_Directions:_
Copy out each line of the entries below in which the string "html" appears.

_Entries from a dataset of interfaces:_
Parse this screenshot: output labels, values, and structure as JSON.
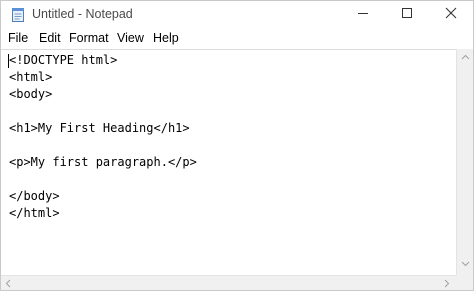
{
  "window": {
    "title": "Untitled - Notepad"
  },
  "menu": {
    "items": [
      "File",
      "Edit",
      "Format",
      "View",
      "Help"
    ]
  },
  "editor": {
    "lines": [
      "<!DOCTYPE html>",
      "<html>",
      "<body>",
      "",
      "<h1>My First Heading</h1>",
      "",
      "<p>My first paragraph.</p>",
      "",
      "</body>",
      "</html>"
    ]
  },
  "icons": {
    "app": "notepad-icon",
    "minimize": "minimize-icon",
    "maximize": "maximize-icon",
    "close": "close-icon"
  },
  "colors": {
    "title_text": "#4a4a4a",
    "scrollbar": "#f0f0f0"
  }
}
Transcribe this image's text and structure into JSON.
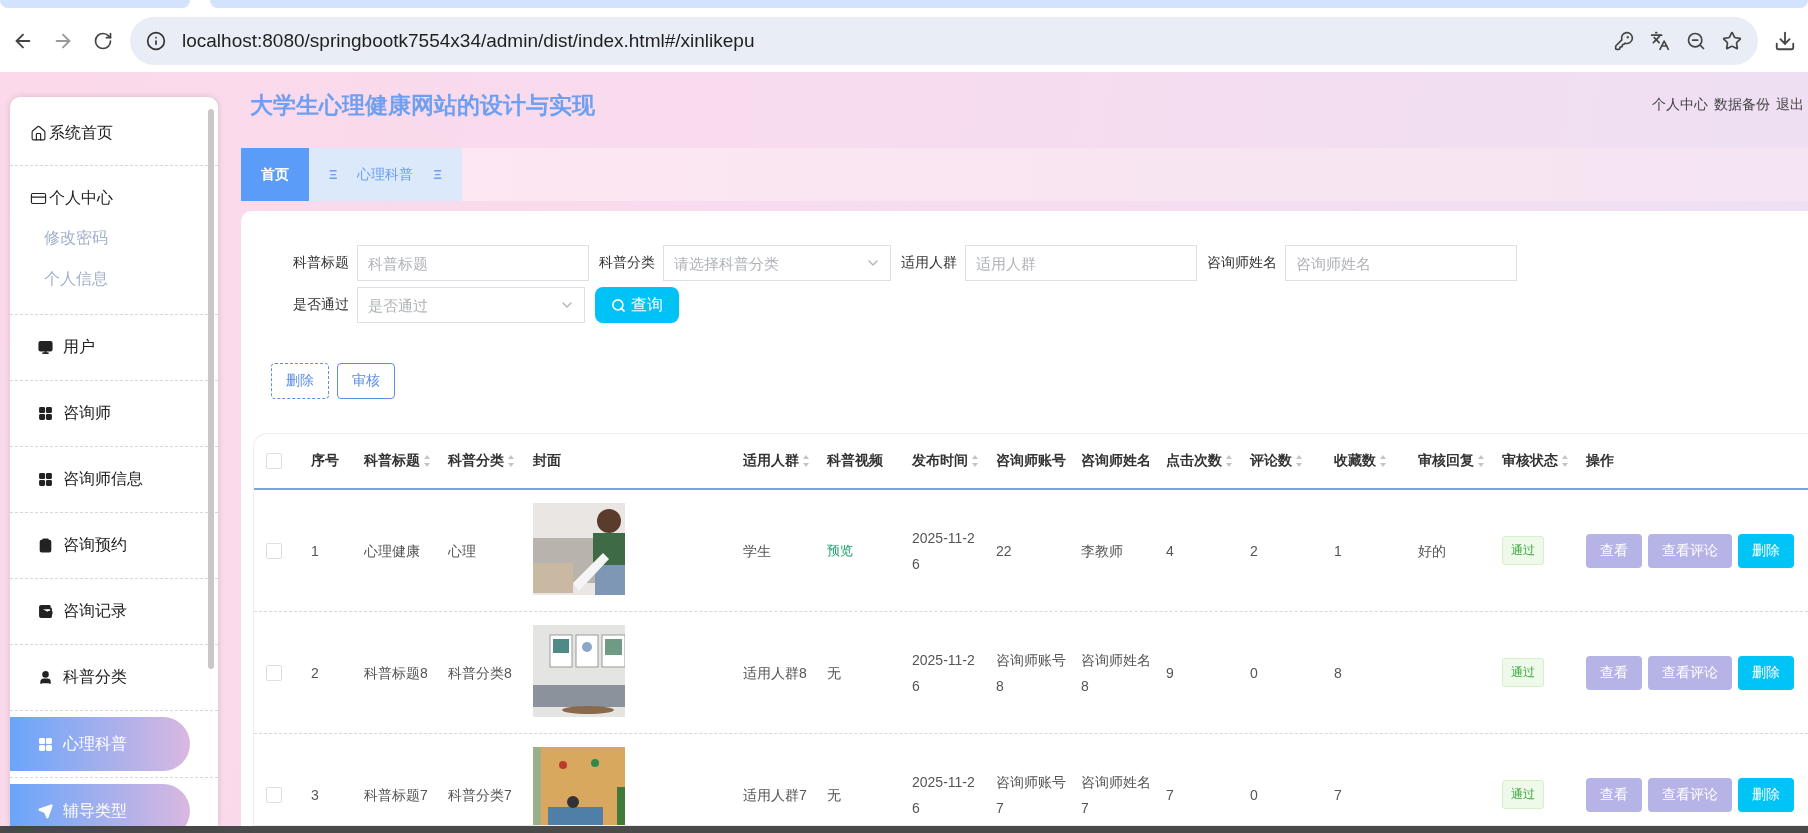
{
  "browser": {
    "url": "localhost:8080/springbootk7554x34/admin/dist/index.html#/xinlikepu"
  },
  "header": {
    "title": "大学生心理健康网站的设计与实现",
    "links": [
      "个人中心",
      "数据备份",
      "退出"
    ]
  },
  "sidebar": {
    "items": [
      {
        "label": "系统首页",
        "selected": false,
        "hovered": false
      },
      {
        "label": "个人中心",
        "selected": false,
        "hovered": false,
        "children": [
          {
            "label": "修改密码",
            "selected": false
          },
          {
            "label": "个人信息",
            "selected": false
          }
        ]
      },
      {
        "label": "用户",
        "selected": false,
        "hovered": false
      },
      {
        "label": "咨询师",
        "selected": false,
        "hovered": false
      },
      {
        "label": "咨询师信息",
        "selected": false,
        "hovered": false
      },
      {
        "label": "咨询预约",
        "selected": false,
        "hovered": false
      },
      {
        "label": "咨询记录",
        "selected": false,
        "hovered": false
      },
      {
        "label": "科普分类",
        "selected": false,
        "hovered": false
      },
      {
        "label": "心理科普",
        "selected": true,
        "hovered": false
      },
      {
        "label": "辅导类型",
        "selected": false,
        "hovered": true
      }
    ]
  },
  "tabs": [
    {
      "label": "首页",
      "selected": true
    },
    {
      "label": "心理科普",
      "selected": false,
      "icon_before": "Ξ",
      "icon_after": "Ξ"
    }
  ],
  "filters": [
    {
      "label": "科普标题",
      "kind": "input",
      "placeholder": "科普标题"
    },
    {
      "label": "科普分类",
      "kind": "select",
      "placeholder": "请选择科普分类"
    },
    {
      "label": "适用人群",
      "kind": "input",
      "placeholder": "适用人群"
    },
    {
      "label": "咨询师姓名",
      "kind": "input",
      "placeholder": "咨询师姓名"
    },
    {
      "label": "是否通过",
      "kind": "select",
      "placeholder": "是否通过"
    }
  ],
  "search_button": "查询",
  "bulk_buttons": [
    {
      "label": "删除",
      "kind": "dashed"
    },
    {
      "label": "审核",
      "kind": "solid"
    }
  ],
  "table": {
    "header_checked": false,
    "columns": [
      {
        "label": "序号",
        "sortable": false
      },
      {
        "label": "科普标题",
        "sortable": true
      },
      {
        "label": "科普分类",
        "sortable": true
      },
      {
        "label": "封面",
        "sortable": false
      },
      {
        "label": "适用人群",
        "sortable": true
      },
      {
        "label": "科普视频",
        "sortable": false
      },
      {
        "label": "发布时间",
        "sortable": true
      },
      {
        "label": "咨询师账号",
        "sortable": false
      },
      {
        "label": "咨询师姓名",
        "sortable": false
      },
      {
        "label": "点击次数",
        "sortable": true
      },
      {
        "label": "评论数",
        "sortable": true
      },
      {
        "label": "收藏数",
        "sortable": true
      },
      {
        "label": "审核回复",
        "sortable": true
      },
      {
        "label": "审核状态",
        "sortable": true
      },
      {
        "label": "操作",
        "sortable": false
      }
    ],
    "rows": [
      {
        "checked": false,
        "index": "1",
        "title": "心理健康",
        "category": "心理",
        "audience": "学生",
        "video": {
          "text": "预览",
          "link": true
        },
        "time": "2025-11-26",
        "account": "22",
        "name": "李教师",
        "clicks": "4",
        "comments": "2",
        "favorites": "1",
        "reply": "好的",
        "status": "通过",
        "actions": [
          {
            "label": "查看",
            "kind": "view"
          },
          {
            "label": "查看评论",
            "kind": "view"
          },
          {
            "label": "删除",
            "kind": "delete"
          }
        ]
      },
      {
        "checked": false,
        "index": "2",
        "title": "科普标题8",
        "category": "科普分类8",
        "audience": "适用人群8",
        "video": {
          "text": "无",
          "link": false
        },
        "time": "2025-11-26",
        "account": "咨询师账号8",
        "name": "咨询师姓名8",
        "clicks": "9",
        "comments": "0",
        "favorites": "8",
        "status": "通过",
        "actions": [
          {
            "label": "查看",
            "kind": "view"
          },
          {
            "label": "查看评论",
            "kind": "view"
          },
          {
            "label": "删除",
            "kind": "delete"
          }
        ]
      },
      {
        "checked": false,
        "index": "3",
        "title": "科普标题7",
        "category": "科普分类7",
        "audience": "适用人群7",
        "video": {
          "text": "无",
          "link": false
        },
        "time": "2025-11-26",
        "account": "咨询师账号7",
        "name": "咨询师姓名7",
        "clicks": "7",
        "comments": "0",
        "favorites": "7",
        "status": "通过",
        "actions": [
          {
            "label": "查看",
            "kind": "view"
          },
          {
            "label": "查看评论",
            "kind": "view"
          },
          {
            "label": "删除",
            "kind": "delete"
          }
        ]
      }
    ]
  }
}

_Response:_
      "<!DOCTYPE html>",
      "<html>",
      "</html>"
    "url": "localhost:8080/springbootk7554x34/admin/dist/index.html#/xinlikepu"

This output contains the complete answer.